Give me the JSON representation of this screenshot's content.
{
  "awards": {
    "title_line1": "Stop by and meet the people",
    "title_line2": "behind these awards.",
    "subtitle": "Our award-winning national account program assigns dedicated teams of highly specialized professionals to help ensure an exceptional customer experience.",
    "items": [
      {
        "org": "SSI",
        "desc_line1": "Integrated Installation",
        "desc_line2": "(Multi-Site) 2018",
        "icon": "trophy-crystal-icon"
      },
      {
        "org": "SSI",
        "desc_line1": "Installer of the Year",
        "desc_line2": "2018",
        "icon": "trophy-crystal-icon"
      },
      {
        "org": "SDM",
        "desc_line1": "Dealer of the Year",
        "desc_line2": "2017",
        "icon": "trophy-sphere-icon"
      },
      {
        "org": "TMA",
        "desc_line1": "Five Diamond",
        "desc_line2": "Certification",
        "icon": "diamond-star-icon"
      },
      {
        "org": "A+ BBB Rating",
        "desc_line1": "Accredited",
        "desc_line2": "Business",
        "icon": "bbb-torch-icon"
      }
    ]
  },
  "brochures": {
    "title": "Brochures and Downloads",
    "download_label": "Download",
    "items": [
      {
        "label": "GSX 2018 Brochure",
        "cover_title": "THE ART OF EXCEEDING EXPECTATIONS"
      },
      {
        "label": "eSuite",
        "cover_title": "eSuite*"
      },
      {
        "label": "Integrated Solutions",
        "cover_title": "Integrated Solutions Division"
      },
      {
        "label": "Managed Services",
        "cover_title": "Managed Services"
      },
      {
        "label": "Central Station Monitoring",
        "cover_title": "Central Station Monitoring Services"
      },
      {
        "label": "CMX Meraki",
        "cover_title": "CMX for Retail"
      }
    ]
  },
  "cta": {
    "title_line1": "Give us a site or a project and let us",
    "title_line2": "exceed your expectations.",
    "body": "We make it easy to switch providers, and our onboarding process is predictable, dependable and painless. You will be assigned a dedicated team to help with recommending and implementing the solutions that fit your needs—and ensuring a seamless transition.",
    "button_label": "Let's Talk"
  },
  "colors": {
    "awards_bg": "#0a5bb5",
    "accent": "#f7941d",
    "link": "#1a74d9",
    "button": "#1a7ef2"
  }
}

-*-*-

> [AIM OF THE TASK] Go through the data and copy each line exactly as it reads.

> [SOLUTION TO THIS PROBLEM]
Give me the JSON representation of this screenshot's content.
{
  "awards": {
    "title_line1": "Stop by and meet the people",
    "title_line2": "behind these awards.",
    "subtitle": "Our award-winning national account program assigns dedicated teams of highly specialized professionals to help ensure an exceptional customer experience.",
    "items": [
      {
        "org": "SSI",
        "desc_line1": "Integrated Installation",
        "desc_line2": "(Multi-Site) 2018",
        "icon": "trophy-crystal-icon"
      },
      {
        "org": "SSI",
        "desc_line1": "Installer of the Year",
        "desc_line2": "2018",
        "icon": "trophy-crystal-icon"
      },
      {
        "org": "SDM",
        "desc_line1": "Dealer of the Year",
        "desc_line2": "2017",
        "icon": "trophy-sphere-icon"
      },
      {
        "org": "TMA",
        "desc_line1": "Five Diamond",
        "desc_line2": "Certification",
        "icon": "diamond-star-icon"
      },
      {
        "org": "A+ BBB Rating",
        "desc_line1": "Accredited",
        "desc_line2": "Business",
        "icon": "bbb-torch-icon"
      }
    ]
  },
  "brochures": {
    "title": "Brochures and Downloads",
    "download_label": "Download",
    "items": [
      {
        "label": "GSX 2018 Brochure",
        "cover_title": "THE ART OF EXCEEDING EXPECTATIONS"
      },
      {
        "label": "eSuite",
        "cover_title": "eSuite*"
      },
      {
        "label": "Integrated Solutions",
        "cover_title": "Integrated Solutions Division"
      },
      {
        "label": "Managed Services",
        "cover_title": "Managed Services"
      },
      {
        "label": "Central Station Monitoring",
        "cover_title": "Central Station Monitoring Services"
      },
      {
        "label": "CMX Meraki",
        "cover_title": "CMX for Retail"
      }
    ]
  },
  "cta": {
    "title_line1": "Give us a site or a project and let us",
    "title_line2": "exceed your expectations.",
    "body": "We make it easy to switch providers, and our onboarding process is predictable, dependable and painless. You will be assigned a dedicated team to help with recommending and implementing the solutions that fit your needs—and ensuring a seamless transition.",
    "button_label": "Let's Talk"
  },
  "colors": {
    "awards_bg": "#0a5bb5",
    "accent": "#f7941d",
    "link": "#1a74d9",
    "button": "#1a7ef2"
  }
}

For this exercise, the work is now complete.